The electromagnetic spectrum is a continuous range of wavelengths.
The types of radiation that occur in different parts of the spectrum have different uses and dangers - depending on their wavelength and frequency.
There are seven members of electromagnetic family.
The order of electromagnetic waves in the spectrum is shown in the table below.
They are arranged in order of decreasing wavelength (and increasing frequency):
|Energy||Frequency||Wavelength||Radiation type||Typical wavelength in m||Typical use|
|Lowest||Lowest||Longest||Radio waves||1||Radio and television signals|
|Microwaves||1 x 10 -2||Cooking, mobile phones|
|Infrared||1 x 10-4||Heat transfer, night vision equipment, optical fibre communication|
|Visible light||4 x 10-7 to 7 x 10-7||Seeing, photography, optical fibre communication|
|Ultraviolet||1 x 10-8||Suntan, detecting forged bank notes|
|X-rays||1 x 10-10||Medical images of bones|
|Highest||Highest||Shortest||Gamma radiation||1 x 10-12||Killing cancer cells, sterilising medical equipment, killing bacteria to prolong shelf life of fruit|

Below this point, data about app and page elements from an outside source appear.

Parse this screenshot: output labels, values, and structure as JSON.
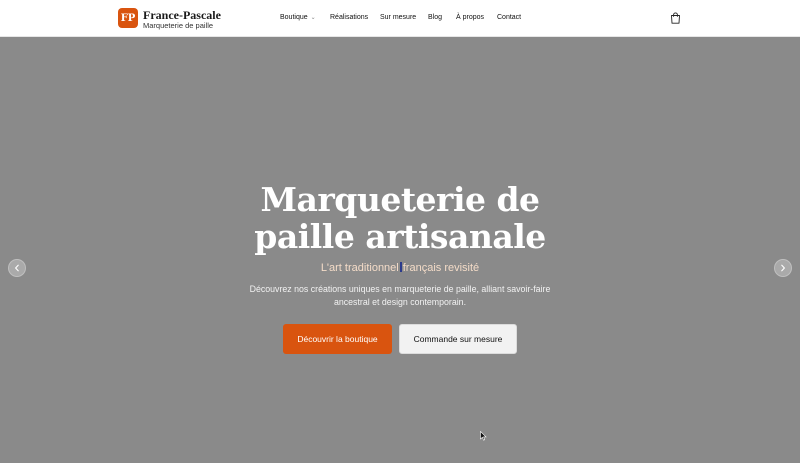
{
  "brand": {
    "logo": "FP",
    "name": "France-Pascale",
    "tagline": "Marqueterie de paille"
  },
  "nav": {
    "items": [
      {
        "label": "Boutique",
        "has_dropdown": true
      },
      {
        "label": "Réalisations"
      },
      {
        "label": "Sur mesure"
      },
      {
        "label": "Blog"
      },
      {
        "label": "À propos"
      },
      {
        "label": "Contact"
      }
    ],
    "cart_icon": "shopping-bag-icon"
  },
  "hero": {
    "title_line1": "Marqueterie de",
    "title_line2": "paille artisanale",
    "subtitle_part1": "L'art traditionnel",
    "subtitle_part2": "français revisité",
    "description": "Découvrez nos créations uniques en marqueterie de paille, alliant savoir-faire ancestral et design contemporain.",
    "primary_button": "Découvrir la boutique",
    "secondary_button": "Commande sur mesure",
    "prev_icon": "chevron-left-icon",
    "next_icon": "chevron-right-icon"
  },
  "colors": {
    "accent": "#d9540f",
    "hero_background": "#8a8a8a",
    "header_background": "#ffffff"
  }
}
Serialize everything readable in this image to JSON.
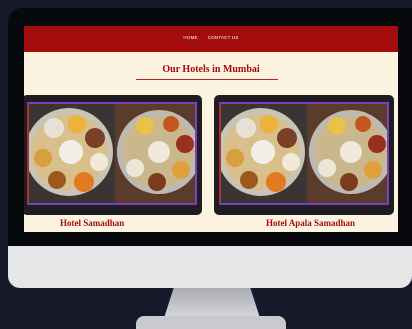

Radio waves have the lowest frequencies and longest wavelengths, while gamma waves have the highest frequencies and shortest wavelengths.
All of these waves travel at the same speed in free space, which is the speed of light or about 300,000,000 m/s (metres per second).